  37. Mitzdorf U (1985) Current source-density method and application in cat cerebral cortex: Investigation of evoked potentials and EEG phenomena. Physiol Rev 65:37–100Google Scholar
  38. Orbach HS, Cohen LB, Grinvald A (1985) Optical mapping of electrical activity in rat somatosensory and visual cortex. J Neurosci 5:1886–1895Google Scholar
  39. Petsche H, Pockberger H, Rappelsberger P (1984) On the search for the sources of the electroencephalogram. Neuroscience 11:1–27Google Scholar
  40. Prince DA (1983) Ionic mechanisms in cortical and hippocampal epileptogenesis. In: Jasper HH, van Gelder NM (eds) Basic mechanisms of neuronal hyperexcitability. Liss, New York, pp 217–243Google Scholar
  41. Pockberger H, Rappelsberger P, Petsche H (1984a) Penicillin-induced epileptic phenomena in the rabbit's neocortex. I. The development of interictal spikes after epicortical application of penicillin. Brain Res 309:247–260Google Scholar
  42. Pockberger H, Rappelsberger P, Petsche H (1984b) Penicillininduced epileptic phenomena in the rabbit's neocortex. II. Laminar specific generation of interictal spikes after the application of penicillin to different cortical depth. Brain Res 309:261–269Google Scholar
  43. Ross WN, Salzberg BM, Cohen LB, Grinvald A, Davila HV, Waggoner AS, Wang CH (1977) Changes in absorption, fluorescence, dichroism, and birefringence in stained giant axons: optical measurement of membrane potential. J Membr Biol 33:141–183Google Scholar
  44. Thomson AM, West DC (1986) N-methylaspartate receptors mediate epileptiform activity evoked in some, but not all, conditions in rat neocortical slices. Neuroscience 19:1161–1177Google Scholar
  45. Taylor CP, Dudek FE (1984) Synchronization without active chemical synapses during hippocampal afterdischarges. J Neurophysiol 52:143–155Google Scholar
  46. Traub RD, Knowles WD, Miles R, Wong RKS (1984) Synchronized afterdischarge in the hippocampus: simulation studies of the cellular mechanism. Neuroscience 12:1191–1200Google Scholar
  47. Traub RD, Miles R, Wong RKS (1987a) Models of synchronized hippocampal bursts in the presence of inhibition. I. Single population events. J Neurophysiol 58:739–751Google Scholar
  48. Traub RD, Knowles WD, Miles R, Wong RKS (1987b) Models of the cellular mechanism underlying propagation of epileptiform activity in the CA2–CA3 region of the hippocampal slice. Neuroscience 21:457–470Google Scholar
  49. Wong RKS, Prince DA, Basbaum AI (1979) Intradendritic recordings from hippocampal neurons. Proc Nat Acad Sci USA 76:986–990Google Scholar
  50. Yaari Y, Konnerth A, Heinemann U (1983) Spontaneous epileptiform activity of CA1 hippocampal neurons in low extracellular calcium solution. Exp Brain Res 51:153–156Google Scholar

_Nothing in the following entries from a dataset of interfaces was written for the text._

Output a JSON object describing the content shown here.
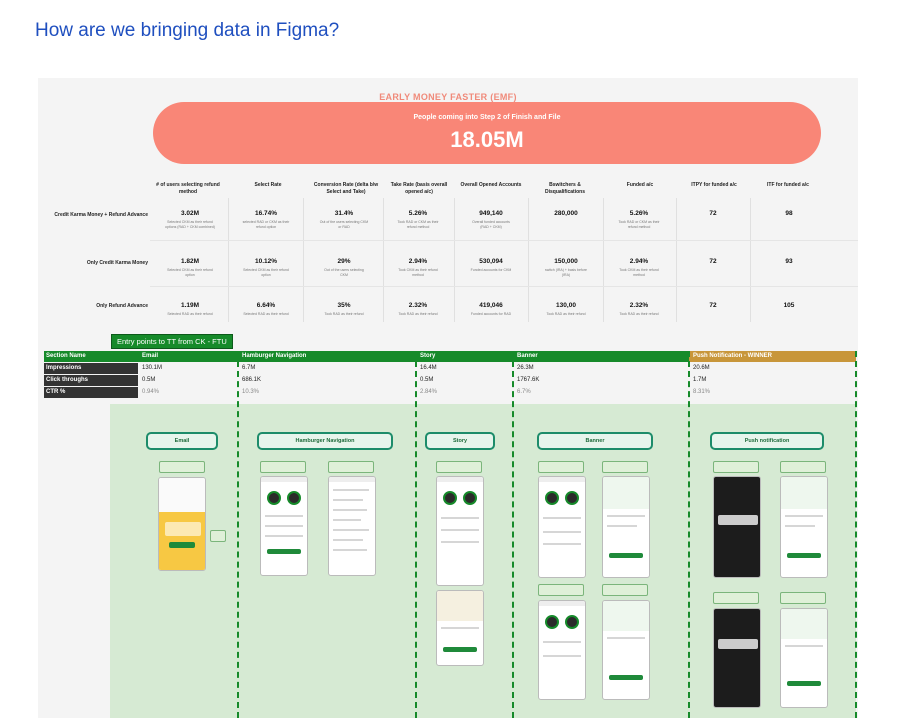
{
  "page": {
    "title": "How are we bringing data in Figma?"
  },
  "emf": {
    "title": "EARLY MONEY FASTER (EMF)",
    "banner_subtitle": "People coming into Step 2 of Finish and File",
    "banner_value": "18.05M"
  },
  "metrics": {
    "headers": [
      "# of users selecting refund method",
      "Select Rate",
      "Conversion Rate (delta b/w Select and Take)",
      "Take Rate (basis overall opened a/c)",
      "Overall Opened Accounts",
      "Bswitchers & Disqualifications",
      "Funded a/c",
      "ITPY for funded a/c",
      "ITF for funded a/c"
    ],
    "rows": [
      {
        "label": "Credit Karma Money + Refund Advance",
        "values": [
          "3.02M",
          "16.74%",
          "31.4%",
          "5.26%",
          "949,140",
          "280,000",
          "5.26%",
          "72",
          "98"
        ]
      },
      {
        "label": "Only Credit Karma Money",
        "values": [
          "1.82M",
          "10.12%",
          "29%",
          "2.94%",
          "530,094",
          "150,000",
          "2.94%",
          "72",
          "93"
        ]
      },
      {
        "label": "Only Refund Advance",
        "values": [
          "1.19M",
          "6.64%",
          "35%",
          "2.32%",
          "419,046",
          "130,00",
          "2.32%",
          "72",
          "105"
        ]
      }
    ]
  },
  "entry_label": "Entry points to TT from CK - FTU",
  "sections": {
    "header_label": "Section Name",
    "columns": [
      "Email",
      "Hamburger Navigation",
      "Story",
      "Banner",
      "Push Notification - WINNER"
    ],
    "rows": [
      {
        "label": "Impressions",
        "values": [
          "130.1M",
          "6.7M",
          "16.4M",
          "26.3M",
          "20.6M"
        ]
      },
      {
        "label": "Click throughs",
        "values": [
          "0.5M",
          "686.1K",
          "0.5M",
          "1767.6K",
          "1.7M"
        ]
      },
      {
        "label": "CTR %",
        "values": [
          "0.94%",
          "10.3%",
          "2.84%",
          "6.7%",
          "8.31%"
        ]
      }
    ]
  },
  "flow": {
    "titles": [
      "Email",
      "Hamburger Navigation",
      "Story",
      "Banner",
      "Push notification"
    ]
  },
  "colors": {
    "accent_green": "#168a2a",
    "banner_coral": "#f98677",
    "winner_gold": "#c8963a",
    "title_blue": "#1f4fbf"
  }
}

Copyright information

© Springer-Verlag 1990

Authors and Affiliations

  • B. Albowitz
    • 1
  • U. Kuhnt
    • 1
  • L. Ehrenreich
    • 1
  1. 1.Department of NeurobiologyMax-Planck-Institute for Biophysical ChemistryGöttingenFederal Republic of Germany

Personalised recommendations